"Almost, like I said, a look out I guess, because they were staying there the whole time," Alveno said.
That included the afternoon when a pricey package showed up at the house. Inside the box were three new iPhones in the Alveno family's names.
"Somebody orders phones somewhere, and then they had them delivered sometime two days later," said Alveno.
But what the scammers didn't expect was when Wil's daughter stopped by and picked up that package instead — a lucky catch.
"There's no reason why all of these things can be just a coincidence," said Alveno.
There's a good chance it is all connected as many Americans are being targeted. The Federal Trade Commission said it's received almost 200,000 reports about fraud and identity theft since the Covid-19 crisis started.
"The scammers are out in force.

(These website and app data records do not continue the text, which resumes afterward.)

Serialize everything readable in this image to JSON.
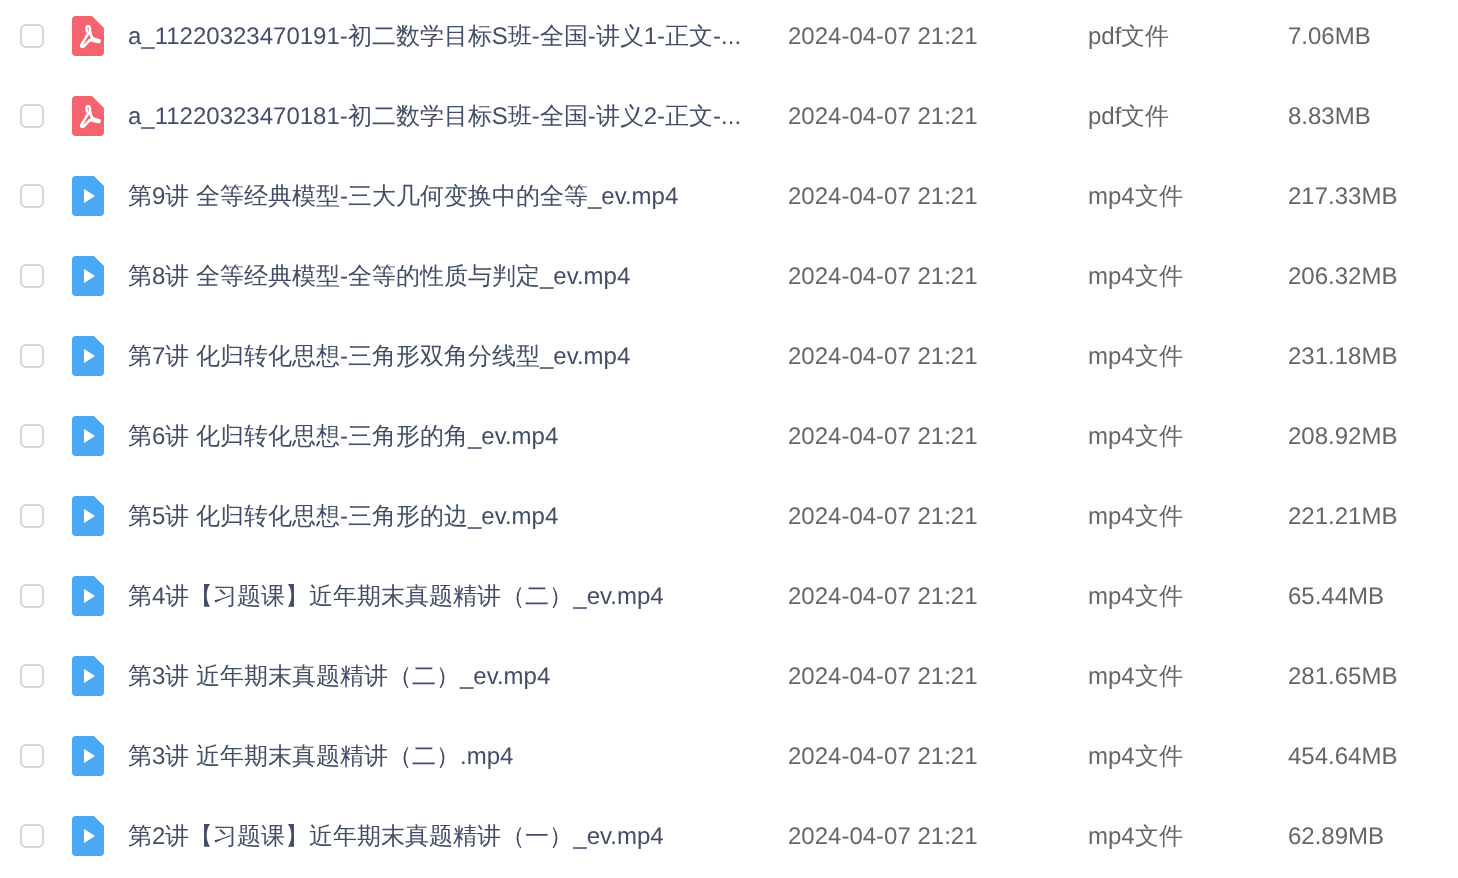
{
  "files": [
    {
      "kind": "pdf",
      "name": "a_11220323470191-初二数学目标S班-全国-讲义1-正文-...",
      "modified": "2024-04-07 21:21",
      "type": "pdf文件",
      "size": "7.06MB",
      "checked": false
    },
    {
      "kind": "pdf",
      "name": "a_11220323470181-初二数学目标S班-全国-讲义2-正文-...",
      "modified": "2024-04-07 21:21",
      "type": "pdf文件",
      "size": "8.83MB",
      "checked": false
    },
    {
      "kind": "video",
      "name": "第9讲 全等经典模型-三大几何变换中的全等_ev.mp4",
      "modified": "2024-04-07 21:21",
      "type": "mp4文件",
      "size": "217.33MB",
      "checked": false
    },
    {
      "kind": "video",
      "name": "第8讲 全等经典模型-全等的性质与判定_ev.mp4",
      "modified": "2024-04-07 21:21",
      "type": "mp4文件",
      "size": "206.32MB",
      "checked": false
    },
    {
      "kind": "video",
      "name": "第7讲 化归转化思想-三角形双角分线型_ev.mp4",
      "modified": "2024-04-07 21:21",
      "type": "mp4文件",
      "size": "231.18MB",
      "checked": false
    },
    {
      "kind": "video",
      "name": "第6讲 化归转化思想-三角形的角_ev.mp4",
      "modified": "2024-04-07 21:21",
      "type": "mp4文件",
      "size": "208.92MB",
      "checked": false
    },
    {
      "kind": "video",
      "name": "第5讲 化归转化思想-三角形的边_ev.mp4",
      "modified": "2024-04-07 21:21",
      "type": "mp4文件",
      "size": "221.21MB",
      "checked": false
    },
    {
      "kind": "video",
      "name": "第4讲【习题课】近年期末真题精讲（二）_ev.mp4",
      "modified": "2024-04-07 21:21",
      "type": "mp4文件",
      "size": "65.44MB",
      "checked": false
    },
    {
      "kind": "video",
      "name": "第3讲 近年期末真题精讲（二）_ev.mp4",
      "modified": "2024-04-07 21:21",
      "type": "mp4文件",
      "size": "281.65MB",
      "checked": false
    },
    {
      "kind": "video",
      "name": "第3讲 近年期末真题精讲（二）.mp4",
      "modified": "2024-04-07 21:21",
      "type": "mp4文件",
      "size": "454.64MB",
      "checked": false
    },
    {
      "kind": "video",
      "name": "第2讲【习题课】近年期末真题精讲（一）_ev.mp4",
      "modified": "2024-04-07 21:21",
      "type": "mp4文件",
      "size": "62.89MB",
      "checked": false
    }
  ]
}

This is like the Super Bowl, the World Series, the NBA Finals, the Masters, the World Cup all rolled up into one big event,” said James Lee with the Identity Theft Resource Center.
He said while realty scams are not new, they're more often tied to commercial properties.

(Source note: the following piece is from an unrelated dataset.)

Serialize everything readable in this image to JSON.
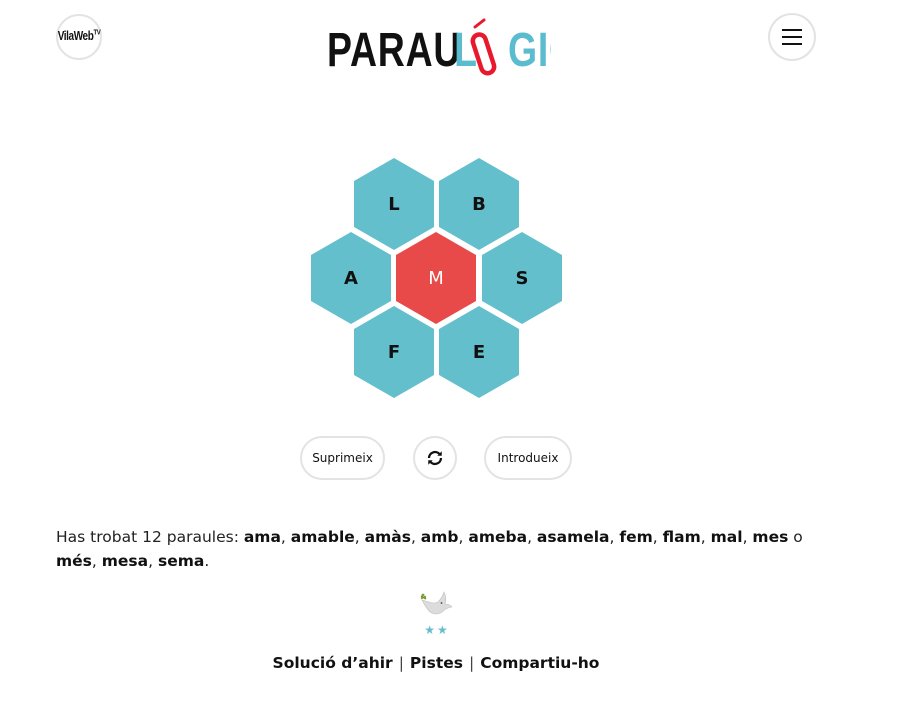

News4 asked him if it’s likely all of the suspicious activities could have stemmed from the Alveno’s listing their house.
"It could very well be because those are public documents, right. So what happens is scammers will see that a house is for sale. They'll verify if it's empty and then they'll use it for any number of illicit activities,” explained Lee.
He went on to say sometimes scammers will pair that property with private information bought on the dark web.
"You can go and buy it right now if you want to do it,” he said. “Ranges anywhere from 50 cents per record to $11 a record."
Lee says with data breaches down this year, he suspects scammers are using up information stolen over the past five years.
"The consequence of that is we, as the owners of that data, are going and changing our passwords. We're going and updating our information. We're doing the things that will frustrate the bad guys so they won't be able to use that information anymore, " said Lee.
Everyone should be doing that regularly, and Lee suggests freezing your credit if you think you've been a victim.
That’s what the Alveno family did, luckily.
"So as soon as we did that, the very next day — and I mean like the very next day — we get an email saying your account has been inquired for a loan," said Alveno.
Someone tried to take out a federal COVID relief loan in his wife's name.
"The thing that really, really, really gets me is that my wife is a hawk on everything that has to do with finances," he said.
Despite all the added stress, Alveno finally got an offer on the house. He just hopes there are no new surprises now that his family is buying their next home.
Reported by Jodie Fleischer, produced by Rick Yarborough, and shot and edited by Steve Jones.